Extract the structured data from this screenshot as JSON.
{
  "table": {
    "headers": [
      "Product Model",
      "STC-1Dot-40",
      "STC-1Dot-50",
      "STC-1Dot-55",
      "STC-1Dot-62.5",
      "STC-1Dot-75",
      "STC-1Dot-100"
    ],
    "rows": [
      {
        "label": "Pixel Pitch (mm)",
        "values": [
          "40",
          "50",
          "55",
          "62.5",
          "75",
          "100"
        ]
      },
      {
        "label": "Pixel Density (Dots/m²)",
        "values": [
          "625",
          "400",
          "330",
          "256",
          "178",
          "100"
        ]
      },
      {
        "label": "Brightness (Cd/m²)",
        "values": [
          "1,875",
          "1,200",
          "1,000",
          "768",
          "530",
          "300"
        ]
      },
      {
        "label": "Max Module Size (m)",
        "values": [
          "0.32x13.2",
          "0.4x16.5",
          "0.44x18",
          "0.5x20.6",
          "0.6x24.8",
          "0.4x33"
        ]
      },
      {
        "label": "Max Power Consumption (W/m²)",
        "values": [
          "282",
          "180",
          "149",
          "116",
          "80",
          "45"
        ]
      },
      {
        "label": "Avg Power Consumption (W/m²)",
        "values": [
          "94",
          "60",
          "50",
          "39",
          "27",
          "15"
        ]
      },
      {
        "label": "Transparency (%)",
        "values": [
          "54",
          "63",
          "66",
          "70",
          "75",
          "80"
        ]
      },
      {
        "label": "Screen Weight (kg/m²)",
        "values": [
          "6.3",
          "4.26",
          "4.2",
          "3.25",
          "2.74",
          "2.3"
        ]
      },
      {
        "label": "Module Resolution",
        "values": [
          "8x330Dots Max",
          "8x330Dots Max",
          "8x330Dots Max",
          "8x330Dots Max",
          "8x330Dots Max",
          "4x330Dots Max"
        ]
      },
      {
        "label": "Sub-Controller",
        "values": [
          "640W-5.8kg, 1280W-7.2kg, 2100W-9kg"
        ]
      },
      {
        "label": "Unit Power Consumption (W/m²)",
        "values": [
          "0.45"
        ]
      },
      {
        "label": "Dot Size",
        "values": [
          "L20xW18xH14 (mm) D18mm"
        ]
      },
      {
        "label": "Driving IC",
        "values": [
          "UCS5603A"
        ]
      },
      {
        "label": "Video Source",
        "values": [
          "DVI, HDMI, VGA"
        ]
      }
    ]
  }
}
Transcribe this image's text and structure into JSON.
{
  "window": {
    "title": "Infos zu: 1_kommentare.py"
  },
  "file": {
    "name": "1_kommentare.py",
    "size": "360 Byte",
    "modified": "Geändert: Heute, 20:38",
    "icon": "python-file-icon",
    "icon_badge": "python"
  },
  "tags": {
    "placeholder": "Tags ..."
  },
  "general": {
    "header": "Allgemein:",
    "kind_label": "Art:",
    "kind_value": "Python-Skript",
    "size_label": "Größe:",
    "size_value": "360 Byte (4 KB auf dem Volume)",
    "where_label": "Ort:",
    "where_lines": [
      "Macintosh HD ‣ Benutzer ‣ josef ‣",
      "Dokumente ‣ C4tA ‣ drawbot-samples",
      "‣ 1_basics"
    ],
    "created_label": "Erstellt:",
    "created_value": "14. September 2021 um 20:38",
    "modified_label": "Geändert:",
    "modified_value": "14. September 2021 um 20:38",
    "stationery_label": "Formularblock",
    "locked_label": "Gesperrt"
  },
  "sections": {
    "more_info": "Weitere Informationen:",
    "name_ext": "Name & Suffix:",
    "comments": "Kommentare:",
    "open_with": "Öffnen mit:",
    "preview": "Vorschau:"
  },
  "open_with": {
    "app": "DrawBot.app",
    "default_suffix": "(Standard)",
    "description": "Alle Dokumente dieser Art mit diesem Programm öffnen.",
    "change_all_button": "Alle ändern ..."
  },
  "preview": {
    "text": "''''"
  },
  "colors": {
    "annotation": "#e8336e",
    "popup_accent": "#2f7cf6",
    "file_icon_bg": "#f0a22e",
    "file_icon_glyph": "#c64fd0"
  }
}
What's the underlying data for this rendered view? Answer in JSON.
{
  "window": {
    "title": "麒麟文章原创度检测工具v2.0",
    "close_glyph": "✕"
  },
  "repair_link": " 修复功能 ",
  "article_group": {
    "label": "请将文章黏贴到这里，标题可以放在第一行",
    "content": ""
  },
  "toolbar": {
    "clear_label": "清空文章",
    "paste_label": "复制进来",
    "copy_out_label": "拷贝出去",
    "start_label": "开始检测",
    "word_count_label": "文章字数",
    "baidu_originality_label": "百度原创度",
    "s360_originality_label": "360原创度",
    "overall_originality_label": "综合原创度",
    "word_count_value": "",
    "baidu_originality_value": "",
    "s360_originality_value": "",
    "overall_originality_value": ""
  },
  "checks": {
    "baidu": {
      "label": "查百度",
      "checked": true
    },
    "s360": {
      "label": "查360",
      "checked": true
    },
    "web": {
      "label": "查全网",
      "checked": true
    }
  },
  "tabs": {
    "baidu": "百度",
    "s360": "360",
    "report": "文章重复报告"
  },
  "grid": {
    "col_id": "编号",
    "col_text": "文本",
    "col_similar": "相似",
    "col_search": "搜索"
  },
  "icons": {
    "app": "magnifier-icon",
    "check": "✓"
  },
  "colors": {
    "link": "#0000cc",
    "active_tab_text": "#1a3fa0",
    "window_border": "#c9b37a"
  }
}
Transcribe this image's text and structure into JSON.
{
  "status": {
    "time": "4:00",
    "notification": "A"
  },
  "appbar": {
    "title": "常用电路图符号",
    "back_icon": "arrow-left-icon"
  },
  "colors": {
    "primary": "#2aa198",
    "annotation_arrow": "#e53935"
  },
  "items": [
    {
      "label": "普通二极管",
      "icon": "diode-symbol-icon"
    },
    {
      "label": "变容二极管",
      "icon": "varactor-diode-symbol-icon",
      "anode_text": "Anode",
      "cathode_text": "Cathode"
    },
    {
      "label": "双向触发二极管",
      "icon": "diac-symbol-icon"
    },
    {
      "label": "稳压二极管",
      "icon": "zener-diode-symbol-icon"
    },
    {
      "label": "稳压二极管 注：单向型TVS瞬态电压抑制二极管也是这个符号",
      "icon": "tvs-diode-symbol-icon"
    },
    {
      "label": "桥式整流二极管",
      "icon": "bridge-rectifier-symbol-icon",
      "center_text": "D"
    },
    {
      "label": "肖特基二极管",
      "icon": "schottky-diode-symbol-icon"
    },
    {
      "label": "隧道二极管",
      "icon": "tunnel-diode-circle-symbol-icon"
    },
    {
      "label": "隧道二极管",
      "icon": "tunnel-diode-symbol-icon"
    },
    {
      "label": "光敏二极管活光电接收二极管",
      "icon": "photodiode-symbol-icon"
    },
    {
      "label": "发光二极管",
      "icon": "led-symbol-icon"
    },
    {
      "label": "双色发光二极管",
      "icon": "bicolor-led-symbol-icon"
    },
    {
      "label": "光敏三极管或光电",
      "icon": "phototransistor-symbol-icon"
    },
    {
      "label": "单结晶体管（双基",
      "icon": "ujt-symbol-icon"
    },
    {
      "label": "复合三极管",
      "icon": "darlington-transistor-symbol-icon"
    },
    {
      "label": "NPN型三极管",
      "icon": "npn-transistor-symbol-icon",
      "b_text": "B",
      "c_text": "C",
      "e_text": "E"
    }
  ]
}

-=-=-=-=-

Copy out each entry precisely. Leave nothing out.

Extract the structured data from this screenshot as JSON.
{
  "table": {
    "headers": [
      "Product Model",
      "STC-1Dot-40",
      "STC-1Dot-50",
      "STC-1Dot-55",
      "STC-1Dot-62.5",
      "STC-1Dot-75",
      "STC-1Dot-100"
    ],
    "rows": [
      {
        "label": "Pixel Pitch (mm)",
        "values": [
          "40",
          "50",
          "55",
          "62.5",
          "75",
          "100"
        ]
      },
      {
        "label": "Pixel Density (Dots/m²)",
        "values": [
          "625",
          "400",
          "330",
          "256",
          "178",
          "100"
        ]
      },
      {
        "label": "Brightness (Cd/m²)",
        "values": [
          "1,875",
          "1,200",
          "1,000",
          "768",
          "530",
          "300"
        ]
      },
      {
        "label": "Max Module Size (m)",
        "values": [
          "0.32x13.2",
          "0.4x16.5",
          "0.44x18",
          "0.5x20.6",
          "0.6x24.8",
          "0.4x33"
        ]
      },
      {
        "label": "Max Power Consumption (W/m²)",
        "values": [
          "282",
          "180",
          "149",
          "116",
          "80",
          "45"
        ]
      },
      {
        "label": "Avg Power Consumption (W/m²)",
        "values": [
          "94",
          "60",
          "50",
          "39",
          "27",
          "15"
        ]
      },
      {
        "label": "Transparency (%)",
        "values": [
          "54",
          "63",
          "66",
          "70",
          "75",
          "80"
        ]
      },
      {
        "label": "Screen Weight (kg/m²)",
        "values": [
          "6.3",
          "4.26",
          "4.2",
          "3.25",
          "2.74",
          "2.3"
        ]
      },
      {
        "label": "Module Resolution",
        "values": [
          "8x330Dots Max",
          "8x330Dots Max",
          "8x330Dots Max",
          "8x330Dots Max",
          "8x330Dots Max",
          "4x330Dots Max"
        ]
      },
      {
        "label": "Sub-Controller",
        "values": [
          "640W-5.8kg, 1280W-7.2kg, 2100W-9kg"
        ]
      },
      {
        "label": "Unit Power Consumption (W/m²)",
        "values": [
          "0.45"
        ]
      },
      {
        "label": "Dot Size",
        "values": [
          "L20xW18xH14 (mm) D18mm"
        ]
      },
      {
        "label": "Driving IC",
        "values": [
          "UCS5603A"
        ]
      },
      {
        "label": "Video Source",
        "values": [
          "DVI, HDMI, VGA"
        ]
      }
    ]
  }
}
Transcribe this image's text and structure into JSON.
{
  "window": {
    "title": "Infos zu: 1_kommentare.py"
  },
  "file": {
    "name": "1_kommentare.py",
    "size": "360 Byte",
    "modified": "Geändert: Heute, 20:38",
    "icon": "python-file-icon",
    "icon_badge": "python"
  },
  "tags": {
    "placeholder": "Tags ..."
  },
  "general": {
    "header": "Allgemein:",
    "kind_label": "Art:",
    "kind_value": "Python-Skript",
    "size_label": "Größe:",
    "size_value": "360 Byte (4 KB auf dem Volume)",
    "where_label": "Ort:",
    "where_lines": [
      "Macintosh HD ‣ Benutzer ‣ josef ‣",
      "Dokumente ‣ C4tA ‣ drawbot-samples",
      "‣ 1_basics"
    ],
    "created_label": "Erstellt:",
    "created_value": "14. September 2021 um 20:38",
    "modified_label": "Geändert:",
    "modified_value": "14. September 2021 um 20:38",
    "stationery_label": "Formularblock",
    "locked_label": "Gesperrt"
  },
  "sections": {
    "more_info": "Weitere Informationen:",
    "name_ext": "Name & Suffix:",
    "comments": "Kommentare:",
    "open_with": "Öffnen mit:",
    "preview": "Vorschau:"
  },
  "open_with": {
    "app": "DrawBot.app",
    "default_suffix": "(Standard)",
    "description": "Alle Dokumente dieser Art mit diesem Programm öffnen.",
    "change_all_button": "Alle ändern ..."
  },
  "preview": {
    "text": "''''"
  },
  "colors": {
    "annotation": "#e8336e",
    "popup_accent": "#2f7cf6",
    "file_icon_bg": "#f0a22e",
    "file_icon_glyph": "#c64fd0"
  }
}
What's the underlying data for this rendered view? Answer in JSON.
{
  "window": {
    "title": "麒麟文章原创度检测工具v2.0",
    "close_glyph": "✕"
  },
  "repair_link": " 修复功能 ",
  "article_group": {
    "label": "请将文章黏贴到这里，标题可以放在第一行",
    "content": ""
  },
  "toolbar": {
    "clear_label": "清空文章",
    "paste_label": "复制进来",
    "copy_out_label": "拷贝出去",
    "start_label": "开始检测",
    "word_count_label": "文章字数",
    "baidu_originality_label": "百度原创度",
    "s360_originality_label": "360原创度",
    "overall_originality_label": "综合原创度",
    "word_count_value": "",
    "baidu_originality_value": "",
    "s360_originality_value": "",
    "overall_originality_value": ""
  },
  "checks": {
    "baidu": {
      "label": "查百度",
      "checked": true
    },
    "s360": {
      "label": "查360",
      "checked": true
    },
    "web": {
      "label": "查全网",
      "checked": true
    }
  },
  "tabs": {
    "baidu": "百度",
    "s360": "360",
    "report": "文章重复报告"
  },
  "grid": {
    "col_id": "编号",
    "col_text": "文本",
    "col_similar": "相似",
    "col_search": "搜索"
  },
  "icons": {
    "app": "magnifier-icon",
    "check": "✓"
  },
  "colors": {
    "link": "#0000cc",
    "active_tab_text": "#1a3fa0",
    "window_border": "#c9b37a"
  }
}
Transcribe this image's text and structure into JSON.
{
  "status": {
    "time": "4:00",
    "notification": "A"
  },
  "appbar": {
    "title": "常用电路图符号",
    "back_icon": "arrow-left-icon"
  },
  "colors": {
    "primary": "#2aa198",
    "annotation_arrow": "#e53935"
  },
  "items": [
    {
      "label": "普通二极管",
      "icon": "diode-symbol-icon"
    },
    {
      "label": "变容二极管",
      "icon": "varactor-diode-symbol-icon",
      "anode_text": "Anode",
      "cathode_text": "Cathode"
    },
    {
      "label": "双向触发二极管",
      "icon": "diac-symbol-icon"
    },
    {
      "label": "稳压二极管",
      "icon": "zener-diode-symbol-icon"
    },
    {
      "label": "稳压二极管 注：单向型TVS瞬态电压抑制二极管也是这个符号",
      "icon": "tvs-diode-symbol-icon"
    },
    {
      "label": "桥式整流二极管",
      "icon": "bridge-rectifier-symbol-icon",
      "center_text": "D"
    },
    {
      "label": "肖特基二极管",
      "icon": "schottky-diode-symbol-icon"
    },
    {
      "label": "隧道二极管",
      "icon": "tunnel-diode-circle-symbol-icon"
    },
    {
      "label": "隧道二极管",
      "icon": "tunnel-diode-symbol-icon"
    },
    {
      "label": "光敏二极管活光电接收二极管",
      "icon": "photodiode-symbol-icon"
    },
    {
      "label": "发光二极管",
      "icon": "led-symbol-icon"
    },
    {
      "label": "双色发光二极管",
      "icon": "bicolor-led-symbol-icon"
    },
    {
      "label": "光敏三极管或光电",
      "icon": "phototransistor-symbol-icon"
    },
    {
      "label": "单结晶体管（双基",
      "icon": "ujt-symbol-icon"
    },
    {
      "label": "复合三极管",
      "icon": "darlington-transistor-symbol-icon"
    },
    {
      "label": "NPN型三极管",
      "icon": "npn-transistor-symbol-icon",
      "b_text": "B",
      "c_text": "C",
      "e_text": "E"
    }
  ]
}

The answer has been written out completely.